Is strength found, not in the tears leading up to a hospital stay but in the gritting of her teeth when she allows the nurse to access her port one more time, knowing what will soon flow into her veins?

How much resolve allows a transfusion that scares her to death without saying a word?

What measure of courage is there in quiet submission to a treatment that is nearly as bad as the disease?

An immeasurable amount!

The frail body of my daughter holds enormous strength and when this treatment is over, I pity the boy who would try to hurt her or the obstacle that would stand in her way.

I have always been big and thought myself strong. I have pushed large objects and run long distances. Yet I realize I am weak in comparison to my frail, eighty pound daughter, who day after day pushes on through this hell.

She is my hero.

Every morning that she wakes up and greets the day adds to her resolve. There may be tears, angst, cries of terror, and fits of rage – yet every day also contains smiles, kisses, hugs, warmth, joy, praise, and enough laughter and love to beat back at this enemy on her terms.

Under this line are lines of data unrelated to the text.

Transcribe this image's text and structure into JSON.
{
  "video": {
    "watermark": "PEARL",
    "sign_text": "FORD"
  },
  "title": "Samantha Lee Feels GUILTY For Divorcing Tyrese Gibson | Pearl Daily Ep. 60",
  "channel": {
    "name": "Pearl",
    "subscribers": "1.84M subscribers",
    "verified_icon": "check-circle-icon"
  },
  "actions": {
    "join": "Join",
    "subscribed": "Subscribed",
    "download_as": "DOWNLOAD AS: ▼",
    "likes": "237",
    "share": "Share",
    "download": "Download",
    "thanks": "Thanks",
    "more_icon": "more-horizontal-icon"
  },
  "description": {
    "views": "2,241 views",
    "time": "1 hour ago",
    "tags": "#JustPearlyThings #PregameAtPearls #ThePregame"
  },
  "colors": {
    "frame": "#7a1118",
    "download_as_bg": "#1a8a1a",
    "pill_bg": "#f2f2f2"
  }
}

Oh, she is strong!

My little girl is strength personified, even if she can’t see it.




The New Phone Book’s Here

In the immortal words of Navin R. Johnson:

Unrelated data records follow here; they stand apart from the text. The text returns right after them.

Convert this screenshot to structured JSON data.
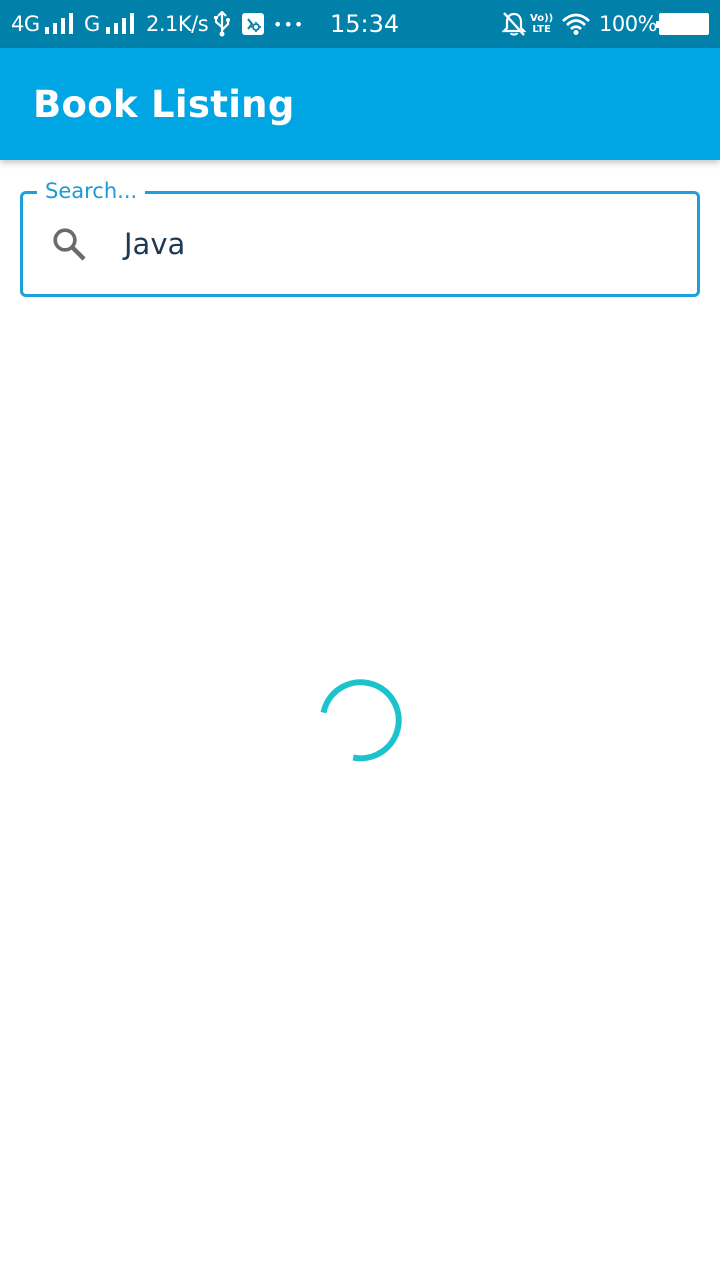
{
  "status_bar": {
    "network_1": "4G",
    "network_2": "G",
    "speed": "2.1K/s",
    "more": "•••",
    "time": "15:34",
    "battery": "100%",
    "icons": [
      "signal-icon",
      "signal-icon",
      "usb-icon",
      "debug-icon",
      "notifications-off-icon",
      "volte-icon",
      "wifi-icon",
      "battery-icon"
    ],
    "volte_top": "Vo))",
    "volte_bottom": "LTE"
  },
  "app_bar": {
    "title": "Book Listing",
    "color": "#00a5e4"
  },
  "search": {
    "label": "Search...",
    "value": "Java",
    "icon": "search-icon",
    "accent": "#1ba0db"
  },
  "loading": {
    "icon": "progress-spinner",
    "color": "#1cc3cc"
  }
}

Things are going to start happening to me now!

Yes, due to life, it took a long time to arrive, but that lovable scamp Virgil Creech is back in Virgil Creech Sings for His Supper.

 Pageflex Persona [document: PRS0000038_00063]



Even the idyllic little town of Portsong isn’t immune to the coming depression. What will our favorite family of eleven do when their chief bread-winner is left without a job? Enter the youngest son, Virgil Creech, who discovers an unlikely talent that may just keep the family afloat.

Meanwhile, half the world away, town grocer Harland Gentry discovers the truth of the ancient proverb, Pride goes before a fall. On the vacation of a lifetime, Harland decides to reinvent himself as a man of means, hoping to leave the small town behind. But he is not prepared for what he discovers on his unpredictable African adventure.

Of course, Virgil Creech Sings for His Supper contains a healthy dose of the lovable Colonel Clarence Birdwhistle, as he and Henry begin to rebuild the Lee family farm. All of these stories come together for another delightful romp through Portsong, the southern town halfway between Savannah and heaven.


From the back of the book, here is our new friend, Harland Gentry as drawn by Aprilily.


It is always rewarding to have someone read one of my books. But I was particularly excited to get a Five Bookworm Review on the first book in the series because it came from a kid, which is my target audience.  He is also not a family member!

You can read his take here.


If you haven’t had a chance to read Virgil Creech Takes a Swipe at Redemption, the ebook version is going to go free for a week sometime soon as publicity for the sequel. Of course, I’ll announce it here.

I wrote the final piece of the Portsong Series last year hope to release it fairly soon. I am now working on my first piece of adult humor and would love to put it out in 2015. We shall see if life gets in the way of that one as well.